You’re nearing retirement. Once you hit this milestone, you won’t have any reason to worry about your credit score, right? Not exactly.
Maybe you expect to have your auto loan and mortgage paid off by the time you hit retirement. Maybe you don’t even expect to apply for any new credit cards once you leave the working world. But what you plan is often far different from what actually happens.
What if you haven’t paid off your mortgage by retirement and you want to refinance your existing loan to one with a lower mortgage payment? You’ll need a good credit score. What if your car breaks down and you need to buy a new one? If you want to finance the purchase of a new car, you’ll need a solid credit score to qualify for an auto loan.
There’s good news here, though: Keeping your credit score high during your retirement years doesn’t have to be difficult. You just need to remain diligent about paying your bills on time and using your credit wisely. Here are some ways you can do that.
1. Keep using credit
You might decide after retirement to live an all-cash lifestyle. This makes a certain amount of sense: You’re on a fixed income, and you certainly don’t want to run up debt on your credit cards. Paying for everything in cash will prevent that from happening.
But if you don’t use credit, your credit score will start to suffer. You build a strong credit score by using credit wisely. If you don’t use it at all, how can you prove you remain a good credit risk after leaving the working world?
This can be especially difficult in retirement. If you don’t have a mortgage or auto payment anymore, you won’t be making as many monthly payments to boost your credit score. So, it’s a best practice to keep using your credit card regularly to make some purchases. But only charge what you can afford to pay off in full each month. When your credit card bill is due, pay off your entire balance, and do so on time. This way, you demonstrate good credit skills while also avoiding credit card debt. (See also: Why Your Credit Score Matters in Retirement)
2. Don’t close credit card accounts you don’t use
After retirement, you might not use as many credit cards as you did while working. You might even consider closing those credit card accounts that you no longer use. Resist this urge, though.

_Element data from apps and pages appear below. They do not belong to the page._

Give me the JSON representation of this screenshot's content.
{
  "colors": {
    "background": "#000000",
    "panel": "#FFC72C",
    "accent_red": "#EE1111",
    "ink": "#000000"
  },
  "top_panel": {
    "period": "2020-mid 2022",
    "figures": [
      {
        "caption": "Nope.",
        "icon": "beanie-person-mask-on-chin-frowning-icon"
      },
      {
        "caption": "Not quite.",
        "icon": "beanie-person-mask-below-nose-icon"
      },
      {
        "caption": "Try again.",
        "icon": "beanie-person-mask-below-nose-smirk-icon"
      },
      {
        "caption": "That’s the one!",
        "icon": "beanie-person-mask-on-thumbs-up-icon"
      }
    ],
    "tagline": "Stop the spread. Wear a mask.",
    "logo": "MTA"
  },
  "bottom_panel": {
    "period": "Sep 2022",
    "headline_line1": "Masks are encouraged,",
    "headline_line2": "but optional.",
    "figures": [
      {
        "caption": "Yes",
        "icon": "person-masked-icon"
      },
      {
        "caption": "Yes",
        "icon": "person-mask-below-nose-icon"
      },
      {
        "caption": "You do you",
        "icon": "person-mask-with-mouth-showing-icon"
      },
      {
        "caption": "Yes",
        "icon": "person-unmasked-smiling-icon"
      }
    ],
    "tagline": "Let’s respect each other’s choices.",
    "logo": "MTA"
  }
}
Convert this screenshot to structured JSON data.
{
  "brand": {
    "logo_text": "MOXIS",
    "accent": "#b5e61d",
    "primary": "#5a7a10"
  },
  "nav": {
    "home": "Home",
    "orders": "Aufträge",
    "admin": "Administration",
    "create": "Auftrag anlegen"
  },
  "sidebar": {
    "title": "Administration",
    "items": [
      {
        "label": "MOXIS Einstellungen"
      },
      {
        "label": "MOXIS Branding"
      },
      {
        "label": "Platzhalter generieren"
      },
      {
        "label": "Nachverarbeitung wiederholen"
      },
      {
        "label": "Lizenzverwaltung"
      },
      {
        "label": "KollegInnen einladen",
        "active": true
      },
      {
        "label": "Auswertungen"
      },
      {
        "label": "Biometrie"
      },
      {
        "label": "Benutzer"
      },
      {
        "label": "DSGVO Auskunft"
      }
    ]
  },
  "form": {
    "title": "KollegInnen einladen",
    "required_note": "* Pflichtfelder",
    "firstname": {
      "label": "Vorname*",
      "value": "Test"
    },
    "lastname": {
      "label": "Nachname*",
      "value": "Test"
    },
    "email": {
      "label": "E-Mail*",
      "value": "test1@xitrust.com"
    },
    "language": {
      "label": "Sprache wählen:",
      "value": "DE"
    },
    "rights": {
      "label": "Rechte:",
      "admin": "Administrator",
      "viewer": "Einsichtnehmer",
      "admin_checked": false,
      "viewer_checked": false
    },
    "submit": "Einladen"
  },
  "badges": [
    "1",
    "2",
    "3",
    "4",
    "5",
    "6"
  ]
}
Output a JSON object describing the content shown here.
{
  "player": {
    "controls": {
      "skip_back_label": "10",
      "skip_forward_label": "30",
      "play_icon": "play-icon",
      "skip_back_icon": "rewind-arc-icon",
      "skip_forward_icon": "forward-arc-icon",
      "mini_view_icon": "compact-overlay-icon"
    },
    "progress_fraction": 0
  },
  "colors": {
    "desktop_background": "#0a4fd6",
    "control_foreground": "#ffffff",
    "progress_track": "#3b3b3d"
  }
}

A good chunk of your credit score depends on how much credit you are using. This is known as your credit utilization ratio. The more of your available credit you are using, the worse it is for your credit score. If you close an open credit card account, even one you no longer use, you will immediately increase your credit utilization ratio.
Let’s say you have three credit cards, each with a limit of $5,000. That means you have $15,000 in total available credit. Now let’s say you owe $3,000 in credit card debt. You have a credit utilization ratio of 20 percent ($3,000 divided by $15,000), which is considered good — lenders typically like to see this number under 30 percent. If you close one of your cards, you will automatically lower your total available credit to $10,000. Now, owing $3,000 out of $10,000 just bumped your credit utilization ratio up to 30 percent, all without you spending a cent.
You don’t have to use the credit cards that have been sitting untouched in your wallet. But you shouldn’t close those accounts, either. (See also: How to Close a Credit Card Without Dinging Your Credit Score)
3. Be careful when co-signing
It’s natural once you hit retirement to want to help your children or grandchildren financially. But be careful when one of your relatives asks you to co-sign on an auto or mortgage loan.
Young adults often have limited credit histories and it can be difficult for them to qualify for financing. They often turn to co-signers — usually a parent — for help. Lenders are more likely to approve their loan requests if someone with a longer, more established credit history is signing up for the loan, too.
There’s a huge problem with co-signing. If the person you’re helping doesn’t pay the bill, those late payments go on your credit reports. You are now equally responsible for this new debt. And if your relative defaults on the loan? You’ll be the one on the hook.
Co-sign with caution. It is very rarely an advisable move, and can land your credit score in hot water. (See also: When Should You Co-Sign a Loan?)
4. Check your credit reports
You might not think much about your credit in retirement, but you should still check your three credit reports once every year.
You can do this for free at AnnualCreditReport.com. Make sure to order copies of each of your three credit reports — from Experian, Equifax, and TransUnion — as each might have slightly different information.
Check the reports for any mistakes. Maybe a report lists that you missed an auto payment last year and you know you haven’t. Correct the mistake by notifying the offending credit bureau. You can do this through email. A mistake on your credit report can cause your credit score to plummet.
It’s also a good habit to monitor your reports for accounts you did not open. If something looks suspicious, you may have a case of identity fraud on your hands. (See also: How to Read a Credit Report)
5. Keep paying those bills on time
The last step to keeping your score high during retirement might be the most important: Keep paying your bills on time each month.
Of course, this is good advice for anyone trying to maintain a good credit score. A single missed payment on a credit card account, mortgage loan, auto loan, or student loan can cause your credit score to fall by as many as 100 points. So even after you leave the working world, keep making those payments on time. (See also: 3 Ways Retirees Can Build Credit)